Furthermore, it will be seen that the pins 43 (one only of which is shown although two are preferable) have their upper ends in the sockets 45 of the upper end pins 10. In a device of this kind, when. a fairly large work piece in the collet 22 is subjected to considerable torque, the collet 22 might tend to rotate. However, in the chuck disclosed herein such rotation would be imparted to the piston 34 through the collet closure 48 and these parts would not rotate unless suitably held by the pins 43.

Also, the fact that the collet remains stationary insofar as axial direction is concerned, succeeding work pieces will more accurately be placed in the collet relative to vertical positioning and relative to a drill press or other machine which is to perform an operation. on the piece of work.

It would be understood that various changes can be made in the form, details and arrangement of the structure without departing from the spirit of the invention.

We claim:

In a fluid actuated collet chuck, a body having an annular cylinder therein with concentric, radially spaced inner and outer circumferential walls, an annular piston axially movable in said cylinder, a collet closer connected to said annular piston for movement therewith and having an axially outer end, the collet closer extending above the outer end of the inner wall of said cylinder and having an axial bore with a counterbore at the outer end thereof, a collet having its axially outer portion located in the bore of said collet closer, said outer portion of said collet having a flared split axially outer end lying in said counterbore, the inner end of said collet being fixedly connected to said body adjacent the inner end of said radially inner cylinder wall, that por- References Cited in the file of this patent UNITED STATES PATENTS Marasko Mar. 25, 1947 Soussloff et al Aug. 2, 1949 Sadler et a1 Mar. 14, 1950 Abramoska et al. Mar. 22, 1955

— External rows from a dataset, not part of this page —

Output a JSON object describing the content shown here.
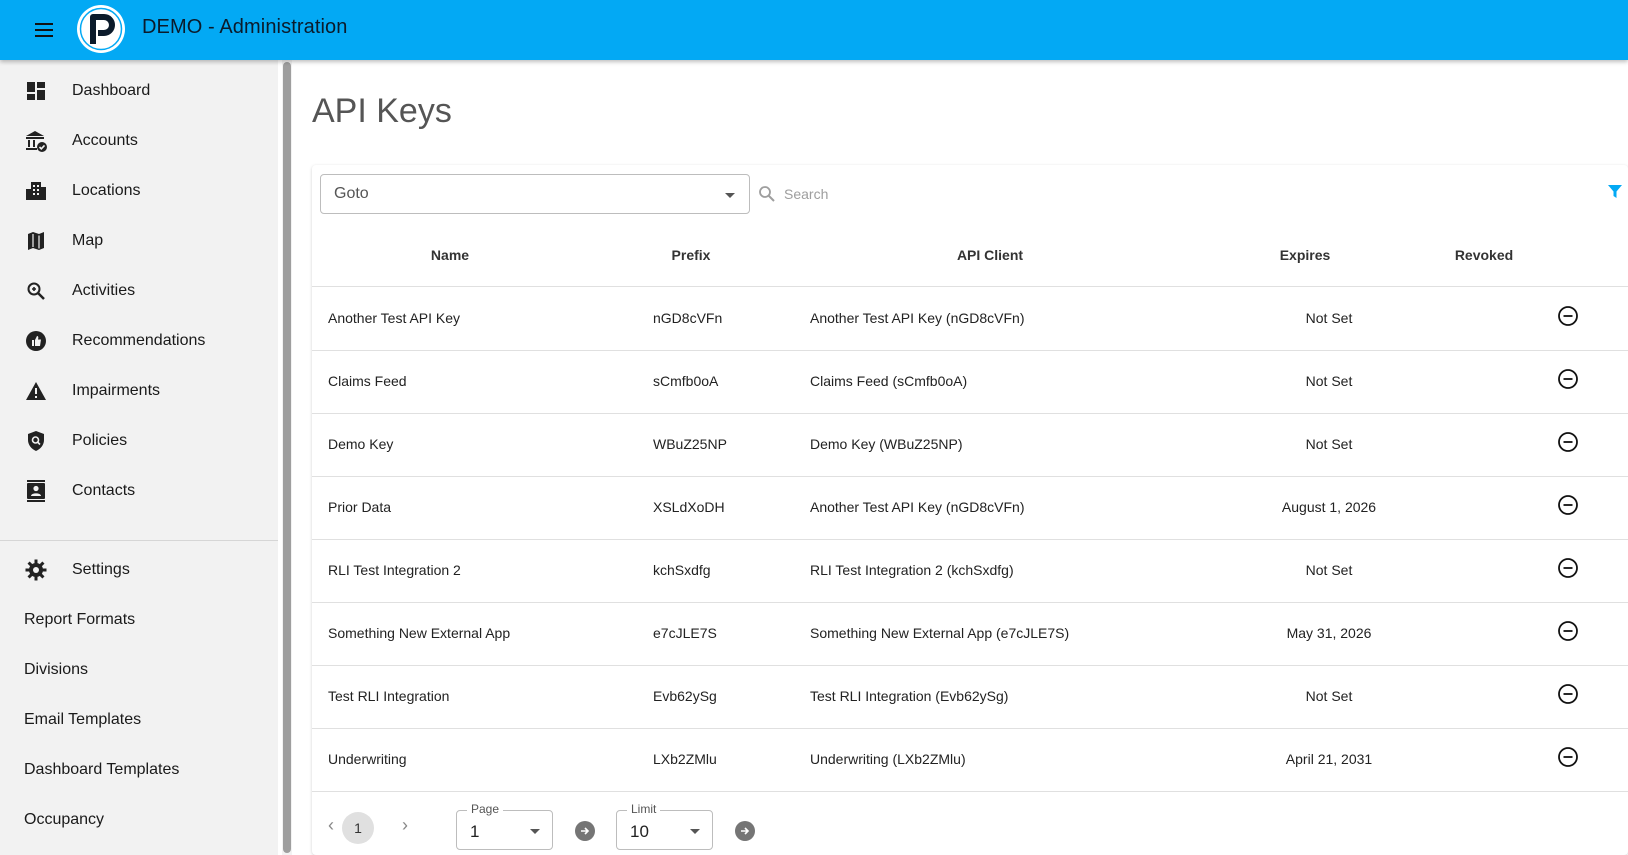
{
  "app": {
    "title": "DEMO - Administration"
  },
  "sidebar": {
    "items": [
      {
        "label": "Dashboard",
        "icon": "dashboard-icon"
      },
      {
        "label": "Accounts",
        "icon": "accounts-icon"
      },
      {
        "label": "Locations",
        "icon": "locations-icon"
      },
      {
        "label": "Map",
        "icon": "map-icon"
      },
      {
        "label": "Activities",
        "icon": "activities-icon"
      },
      {
        "label": "Recommendations",
        "icon": "recommendations-icon"
      },
      {
        "label": "Impairments",
        "icon": "warning-icon"
      },
      {
        "label": "Policies",
        "icon": "policies-icon"
      },
      {
        "label": "Contacts",
        "icon": "contacts-icon"
      }
    ],
    "settings": {
      "label": "Settings",
      "icon": "gear-icon"
    },
    "sub_items": [
      {
        "label": "Report Formats"
      },
      {
        "label": "Divisions"
      },
      {
        "label": "Email Templates"
      },
      {
        "label": "Dashboard Templates"
      },
      {
        "label": "Occupancy"
      }
    ]
  },
  "main": {
    "title": "API Keys",
    "goto": {
      "value": "Goto"
    },
    "search": {
      "placeholder": "Search"
    },
    "table": {
      "headers": {
        "name": "Name",
        "prefix": "Prefix",
        "client": "API Client",
        "expires": "Expires",
        "revoked": "Revoked"
      },
      "rows": [
        {
          "name": "Another Test API Key",
          "prefix": "nGD8cVFn",
          "client": "Another Test API Key (nGD8cVFn)",
          "expires": "Not Set"
        },
        {
          "name": "Claims Feed",
          "prefix": "sCmfb0oA",
          "client": "Claims Feed (sCmfb0oA)",
          "expires": "Not Set"
        },
        {
          "name": "Demo Key",
          "prefix": "WBuZ25NP",
          "client": "Demo Key (WBuZ25NP)",
          "expires": "Not Set"
        },
        {
          "name": "Prior Data",
          "prefix": "XSLdXoDH",
          "client": "Another Test API Key (nGD8cVFn)",
          "expires": "August 1, 2026"
        },
        {
          "name": "RLI Test Integration 2",
          "prefix": "kchSxdfg",
          "client": "RLI Test Integration 2 (kchSxdfg)",
          "expires": "Not Set"
        },
        {
          "name": "Something New External App",
          "prefix": "e7cJLE7S",
          "client": "Something New External App (e7cJLE7S)",
          "expires": "May 31, 2026"
        },
        {
          "name": "Test RLI Integration",
          "prefix": "Evb62ySg",
          "client": "Test RLI Integration (Evb62ySg)",
          "expires": "Not Set"
        },
        {
          "name": "Underwriting",
          "prefix": "LXb2ZMlu",
          "client": "Underwriting (LXb2ZMlu)",
          "expires": "April 21, 2031"
        }
      ]
    },
    "pagination": {
      "current_page": "1",
      "page_label": "Page",
      "page_value": "1",
      "limit_label": "Limit",
      "limit_value": "10"
    }
  },
  "colors": {
    "appbar": "#03a9f4",
    "filter": "#03a9f4",
    "sidebar_bg": "#f2f2f2"
  }
}
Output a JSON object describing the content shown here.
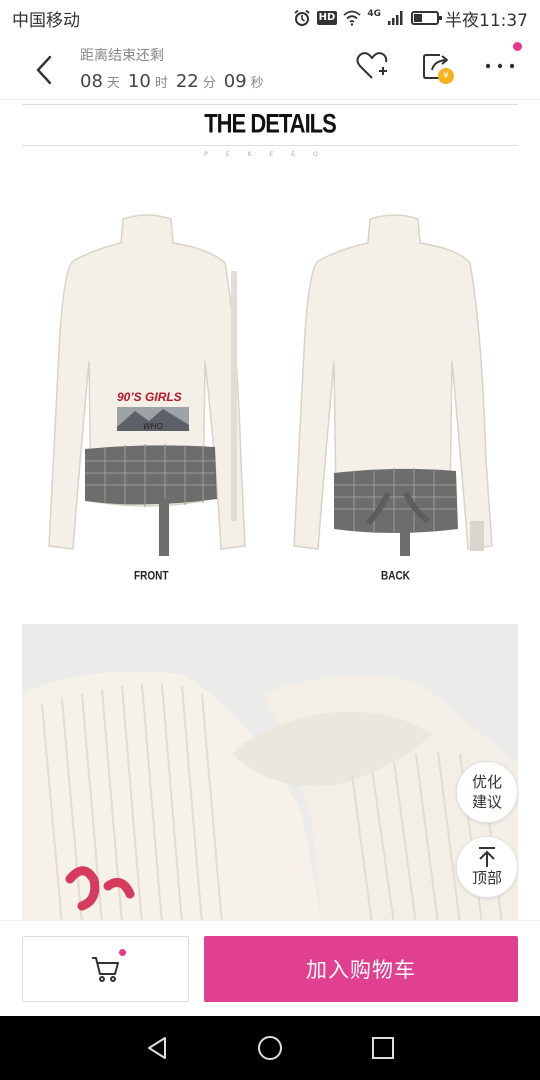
{
  "status_bar": {
    "carrier": "中国移动",
    "network": "4G",
    "time": "半夜11:37",
    "battery_level": 0.35
  },
  "header": {
    "countdown_label": "距离结束还剩",
    "countdown": {
      "days": "08",
      "days_unit": "天",
      "hours": "10",
      "hours_unit": "时",
      "minutes": "22",
      "minutes_unit": "分",
      "seconds": "09",
      "seconds_unit": "秒"
    },
    "icons": [
      "back-arrow-icon",
      "favorite-heart-icon",
      "share-icon",
      "more-icon"
    ]
  },
  "content": {
    "details_title": "THE DETAILS",
    "details_subtitle": "PEKEEO",
    "front_caption": "FRONT",
    "back_caption": "BACK",
    "print_text": "90’S GIRLS",
    "print_sub": "WHO"
  },
  "floating": {
    "suggest_line1": "优化",
    "suggest_line2": "建议",
    "top_label": "顶部"
  },
  "bottom_bar": {
    "add_to_cart": "加入购物车"
  },
  "colors": {
    "accent": "#e0408f",
    "badge_dot": "#e6398e",
    "coin": "#f5b21c"
  }
}
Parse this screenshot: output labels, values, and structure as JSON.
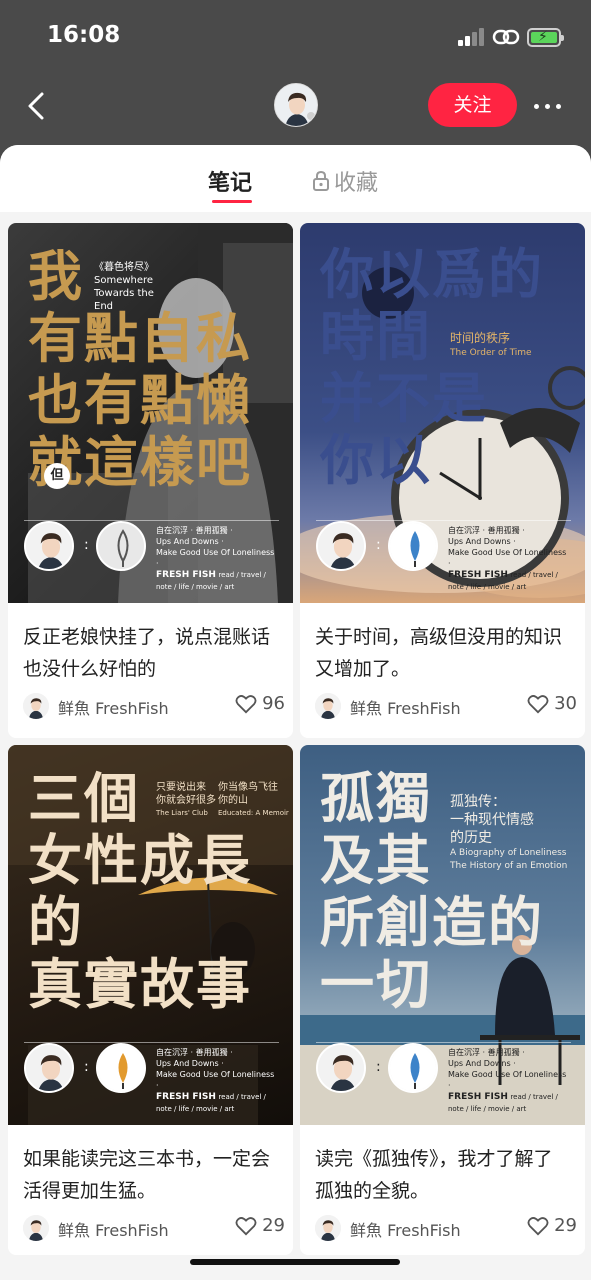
{
  "status": {
    "time": "16:08"
  },
  "nav": {
    "follow_label": "关注"
  },
  "tabs": {
    "notes": "笔记",
    "collect": "收藏"
  },
  "cards": [
    {
      "title": "反正老娘快挂了，说点混账话也没什么好怕的",
      "author": "鲜魚 FreshFish",
      "likes": "96",
      "cover": {
        "big": [
          "我",
          "有點自私",
          "也有點懶",
          "就這樣吧"
        ],
        "book_cn": "《暮色将尽》",
        "book_en": "Somewhere Towards the End",
        "badge": "但",
        "meta1": "自在沉浮 · 善用孤獨 ·",
        "meta2": "Ups And Downs ·",
        "meta3": "Make Good Use Of Loneliness ·",
        "brand": "FRESH FISH",
        "tags": "read / travel / note / life / movie / art"
      }
    },
    {
      "title": "关于时间，高级但没用的知识又增加了。",
      "author": "鲜魚 FreshFish",
      "likes": "30",
      "cover": {
        "big": [
          "你以爲的",
          "時間",
          "并不是",
          "你以"
        ],
        "book_cn": "时间的秩序",
        "book_en": "The Order of Time",
        "meta1": "自在沉浮 · 善用孤獨 ·",
        "meta2": "Ups And Downs ·",
        "meta3": "Make Good Use Of Loneliness ·",
        "brand": "FRESH FISH",
        "tags": "read / travel / note / life / movie / art"
      }
    },
    {
      "title": "如果能读完这三本书，一定会活得更加生猛。",
      "author": "鲜魚 FreshFish",
      "likes": "29",
      "cover": {
        "big": [
          "三個",
          "女性成長",
          "的",
          "真實故事"
        ],
        "book1_cn": "只要说出来",
        "book1_cn2": "你就会好很多",
        "book1_en": "The Liars' Club",
        "book2_cn": "你当像鸟飞往",
        "book2_cn2": "你的山",
        "book2_en": "Educated: A Memoir",
        "meta1": "自在沉浮 · 善用孤獨 ·",
        "meta2": "Ups And Downs ·",
        "meta3": "Make Good Use Of Loneliness ·",
        "brand": "FRESH FISH",
        "tags": "read / travel / note / life / movie / art"
      }
    },
    {
      "title": "读完《孤独传》，我才了解了孤独的全貌。",
      "author": "鲜魚 FreshFish",
      "likes": "29",
      "cover": {
        "big": [
          "孤獨",
          "及其",
          "所創造的",
          "一切"
        ],
        "book_cn": "孤独传：",
        "book_cn2": "一种现代情感",
        "book_cn3": "的历史",
        "book_en": "A Biography of Loneliness",
        "book_en2": "The History of an Emotion",
        "meta1": "自在沉浮 · 善用孤獨 ·",
        "meta2": "Ups And Downs ·",
        "meta3": "Make Good Use Of Loneliness ·",
        "brand": "FRESH FISH",
        "tags": "read / travel / note / life / movie / art"
      }
    }
  ]
}
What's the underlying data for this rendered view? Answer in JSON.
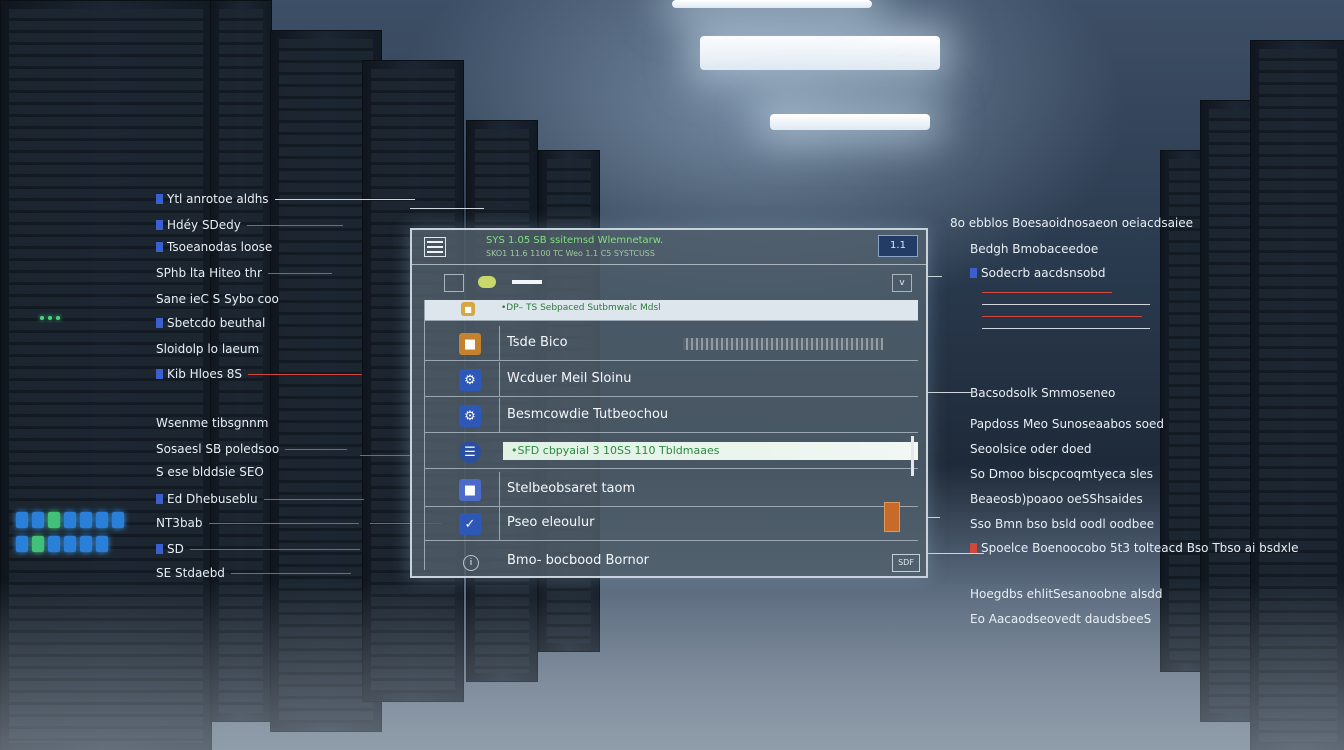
{
  "panel": {
    "header_title": "SYS 1.05 SB ssitemsd Wlemnetarw.",
    "header_subtitle": "SKO1 11.6 1100 TC Weo 1.1 C5 SYSTCUSS",
    "header_button": "1.1",
    "toolbar_chevron": "v",
    "rows": [
      {
        "label": "•DP– TS Sebpaced Sutbmwalc Mdsl",
        "icon": "folder-icon"
      },
      {
        "label": "Tsde Bico",
        "icon": "folder-icon"
      },
      {
        "label": "Wcduer Meil Sloinu",
        "icon": "gear-icon"
      },
      {
        "label": "Besmcowdie Tutbeochou",
        "icon": "gear-icon"
      },
      {
        "label": "•SFD cbpyaiaI 3 10SS 110  Tbldmaaes",
        "icon": "database-icon",
        "highlight": true
      },
      {
        "label": "Stelbeobsaret taom",
        "icon": "folder-icon"
      },
      {
        "label": "Pseo eleoulur",
        "icon": "shield-icon"
      },
      {
        "label": "Bmo- bocbood Bornor",
        "icon": "info-icon"
      }
    ],
    "corner_label": "SDF"
  },
  "left_labels": [
    "Ytl  anrotoe aldhs",
    "Hdéy SDedy",
    "Tsoeanodas loose",
    "SPhb lta  Hiteo thr",
    "Sane ieC S Sybo coo",
    "Sbetcdo beuthal",
    "Sloidolp  lo laeum",
    "Kib  Hloes 8S",
    "Wsenme tibsgnnm",
    "Sosaesl SB poledsoo",
    "S ese blddsie SEO",
    "Ed  Dhebuseblu",
    "NT3bab",
    "SD",
    "SE Stdaebd"
  ],
  "right_labels": [
    "8o ebblos Boesaoidnosaeon oeiacdsaiee",
    "Bedgh Bmobaceedoe",
    "Sodecrb aacdsnsobd",
    "Bacsodsolk  Smmoseneo",
    "Papdoss Meo Sunoseaabos soed",
    "Seoolsice oder  doed",
    "So Dmoo biscpcoqmtyeca sles",
    "Beaeosb)poaoo oeSShsaides",
    "Sso Bmn bso bsld oodl  oodbee",
    "Spoelce Boenoocobo 5t3 tolteacd Bso  Tbso ai bsdxle",
    "Hoegdbs ehlitSesanoobne alsdd",
    "Eo  Aacaodseovedt  daudsbeeS"
  ],
  "colors": {
    "accent_green": "#7fe07f",
    "accent_red": "#d3463a",
    "accent_blue": "#3c5fd0",
    "highlight_text": "#2a8a40"
  }
}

Patent Citations
Cited PatentFiling datePublication dateApplicantTitle
US2418082 *Oct 4, 1944Mar 25, 1947Weatherhead CoChucking fixture
US2477773 *Mar 20, 1945Aug 2, 1949Celanese CorpChuck
US2500383 *Apr 3, 1948Mar 14, 1950SadlerPneumatic pressure operated device
US2704671 *Sep 28, 1951Mar 22, 1955 Fluid operated chuck
Referenced by
Citing PatentFiling datePublication dateApplicantTitle
US3072416 *May 31, 1961Jan 8, 1963Gisholt Machine CoForce amplifying collet chuck
US3468551 *Jan 24, 1966Sep 23, 1969Sp Mfg CorpChuck
US3632122 *Mar 4, 1970Jan 4, 1972Applied Power Ind IncMultiple collet chuck
US3751027 *Aug 2, 1971Aug 7, 1973Giles CCollet and collet fixture
US3880046 *Apr 15, 1974Apr 29, 1975Applied Power IncHydraulic work support of the collet type
US4570952 *May 25, 1984Feb 18, 1986Thomas HeimbignerFluid collet chuck
US4624043 *Sep 29, 1982Nov 25, 1986The Boeing CompanyQuick release tool holder for robots
US4705439 *May 12, 1986Nov 10, 1987General Electric CompanyMachine tool collet containing means for passing a cutting fluid therethrough
US7971883Sep 7, 2006Jul 5, 2011Hardinge, Inc.Workholding clamping assembly
U.S. Classification279/4.9, 279/20
International ClassificationB23Q3/06
Cooperative ClassificationB23Q3/068
European ClassificationB23Q3/06K2